What are the impacts of America’s business activities on the lives of average Nigerians?
American businesses and the American Business Council have a good sense of what it means to be a good corporate citizen. A year ago GE with UPS supported the IDP (Internally Displaced People) camps in the North East Nigeria. Since then we have gone beyond the immediate crisis to invest in SME development with GE garages which is purely on SME development initiative that generates no income for GE but provides capacity building to the corporate SME community. That for us is a good CSR programme. There is also a number of employee programme conducted in the health-care area and this all add up to a significant amount if dollars and the survey captured that. Exxon Mobil has a huge programme with the XLM Africa. We do it because we believe in the partnership model to sustainable business. In the end that is a sense of shared mutual benefits.
(Managing Director, UPS): Business is not just about profit it is about the people and environment and the community where you operate. Increasingly everybody is looking inwards because we believe in this country and that Nigeria is a sustainable project.
For us at UPS we partner with Cross River State Government on climate conservation, we have a very rich primate in different species in Cross River which unfortunately this type of species some of them are rare and we don’t find them in many parts of the world.
(Chief Executive Officer, Margaret Olele): What we have started to do in the last few years is to act as a platform to set the conversation on issues that are of critical importance to the private sector. An example for instance, is the breakfast meeting that was organised with NAFDAC (National Agency for Food and Drugs Administration and Control) recently. At that meeting with the new Director General of NAFDAC we had other members who were not members of the American Business Council as well. We realised a couple of issues that other companies were inundated with so we had committed with working with NAFDAC to set up that platform where the private sector can share their problems and see where the American Business Council can make things easier working with the regulatory agencies.
Recently, we had the collaboration with the NESG to look at the challenges the private sector is facing in key sectors, we had a document and shared it with the Minister. We have been supporting the private sector in initiatives whether it is American or non- American because we believe once the business environment works, everybody, both the Government and the private sector and the people of Nigeria will be better off.
What is your take on Nigeria’s controversial position on the African Continental Free Trade Agreement?
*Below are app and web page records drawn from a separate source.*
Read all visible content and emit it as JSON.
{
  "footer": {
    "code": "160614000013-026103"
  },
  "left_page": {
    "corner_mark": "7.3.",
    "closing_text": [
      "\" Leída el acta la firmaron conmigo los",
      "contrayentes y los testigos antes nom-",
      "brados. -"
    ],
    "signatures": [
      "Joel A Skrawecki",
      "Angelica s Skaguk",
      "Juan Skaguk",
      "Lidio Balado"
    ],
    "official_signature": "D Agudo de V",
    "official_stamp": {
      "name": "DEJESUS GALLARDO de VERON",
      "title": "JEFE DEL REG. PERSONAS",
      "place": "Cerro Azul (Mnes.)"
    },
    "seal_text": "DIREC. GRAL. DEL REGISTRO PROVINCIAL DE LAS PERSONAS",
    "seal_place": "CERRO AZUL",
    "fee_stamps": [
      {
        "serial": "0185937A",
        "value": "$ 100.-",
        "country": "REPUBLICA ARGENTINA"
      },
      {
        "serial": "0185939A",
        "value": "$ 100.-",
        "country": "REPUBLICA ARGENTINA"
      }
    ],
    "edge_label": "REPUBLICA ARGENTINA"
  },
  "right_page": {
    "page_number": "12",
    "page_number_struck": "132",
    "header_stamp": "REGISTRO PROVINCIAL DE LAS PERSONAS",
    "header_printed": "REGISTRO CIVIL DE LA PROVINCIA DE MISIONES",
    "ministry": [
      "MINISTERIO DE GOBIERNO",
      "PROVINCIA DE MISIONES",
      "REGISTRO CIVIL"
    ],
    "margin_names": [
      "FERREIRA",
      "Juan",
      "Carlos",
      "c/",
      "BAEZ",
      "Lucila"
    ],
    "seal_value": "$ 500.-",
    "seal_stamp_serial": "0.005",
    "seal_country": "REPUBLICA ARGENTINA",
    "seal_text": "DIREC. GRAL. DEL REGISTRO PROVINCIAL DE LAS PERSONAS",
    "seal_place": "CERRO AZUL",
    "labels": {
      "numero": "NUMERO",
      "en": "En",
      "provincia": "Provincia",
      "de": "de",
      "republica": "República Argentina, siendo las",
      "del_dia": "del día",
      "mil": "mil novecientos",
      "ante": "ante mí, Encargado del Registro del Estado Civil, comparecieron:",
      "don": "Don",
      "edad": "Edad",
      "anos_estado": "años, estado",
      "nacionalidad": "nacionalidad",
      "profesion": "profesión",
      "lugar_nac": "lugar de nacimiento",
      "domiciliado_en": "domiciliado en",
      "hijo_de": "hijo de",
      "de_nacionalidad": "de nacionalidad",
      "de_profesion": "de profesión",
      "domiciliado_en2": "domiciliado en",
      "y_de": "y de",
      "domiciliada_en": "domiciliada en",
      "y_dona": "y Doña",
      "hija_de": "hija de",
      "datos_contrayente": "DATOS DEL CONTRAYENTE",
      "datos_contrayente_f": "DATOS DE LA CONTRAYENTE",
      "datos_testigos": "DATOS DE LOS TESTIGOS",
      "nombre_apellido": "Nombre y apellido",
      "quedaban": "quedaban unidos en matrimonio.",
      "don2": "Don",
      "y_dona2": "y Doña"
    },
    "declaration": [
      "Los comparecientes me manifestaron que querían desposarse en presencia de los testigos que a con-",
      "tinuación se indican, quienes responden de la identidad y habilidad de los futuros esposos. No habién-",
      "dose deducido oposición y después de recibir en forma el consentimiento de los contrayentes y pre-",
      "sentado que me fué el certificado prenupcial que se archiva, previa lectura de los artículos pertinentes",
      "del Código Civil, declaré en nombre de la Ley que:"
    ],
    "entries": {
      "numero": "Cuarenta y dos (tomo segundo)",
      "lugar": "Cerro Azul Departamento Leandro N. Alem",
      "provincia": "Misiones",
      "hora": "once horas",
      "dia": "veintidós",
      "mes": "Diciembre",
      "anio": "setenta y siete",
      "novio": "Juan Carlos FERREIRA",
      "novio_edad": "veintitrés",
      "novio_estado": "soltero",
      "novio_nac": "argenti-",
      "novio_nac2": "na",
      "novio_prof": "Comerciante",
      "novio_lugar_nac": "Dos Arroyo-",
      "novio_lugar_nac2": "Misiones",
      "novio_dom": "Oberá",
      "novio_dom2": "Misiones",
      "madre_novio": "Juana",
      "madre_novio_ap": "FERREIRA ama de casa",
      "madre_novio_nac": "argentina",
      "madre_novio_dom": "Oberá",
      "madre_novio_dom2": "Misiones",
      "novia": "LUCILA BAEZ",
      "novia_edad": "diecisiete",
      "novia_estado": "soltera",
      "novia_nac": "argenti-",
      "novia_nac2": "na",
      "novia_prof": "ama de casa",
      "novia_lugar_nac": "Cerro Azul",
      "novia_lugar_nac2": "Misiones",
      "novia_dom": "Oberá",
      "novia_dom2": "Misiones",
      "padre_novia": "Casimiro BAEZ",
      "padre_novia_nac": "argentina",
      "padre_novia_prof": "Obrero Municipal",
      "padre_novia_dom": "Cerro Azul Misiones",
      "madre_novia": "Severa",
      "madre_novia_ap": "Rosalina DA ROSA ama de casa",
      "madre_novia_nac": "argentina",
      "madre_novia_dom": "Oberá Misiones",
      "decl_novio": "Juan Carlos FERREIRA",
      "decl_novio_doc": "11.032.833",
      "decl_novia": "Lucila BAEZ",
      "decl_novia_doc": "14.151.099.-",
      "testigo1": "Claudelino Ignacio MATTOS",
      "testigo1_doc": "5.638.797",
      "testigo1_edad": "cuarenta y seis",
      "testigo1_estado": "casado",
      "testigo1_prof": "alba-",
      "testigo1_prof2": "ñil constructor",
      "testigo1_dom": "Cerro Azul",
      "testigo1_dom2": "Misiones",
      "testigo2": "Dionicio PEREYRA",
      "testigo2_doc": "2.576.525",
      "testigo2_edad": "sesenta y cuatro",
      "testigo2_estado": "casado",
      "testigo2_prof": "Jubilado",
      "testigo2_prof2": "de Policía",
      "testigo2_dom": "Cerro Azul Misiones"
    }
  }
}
(US Commercial Counsellor, Brent Omdahl): The US Government policy is very clear on opening its borders, when goods and people cross borders. It stimulates economic development and creates economic opportunities. It has been proven in regional organisations around the world. So this was an important topic of discussion around the AGOA conference. As complex as Nigeria is you can’t make a decision without going through the process through stakeholders. This type of integration is good for the companies, good for the individuals and it really raises the middle class.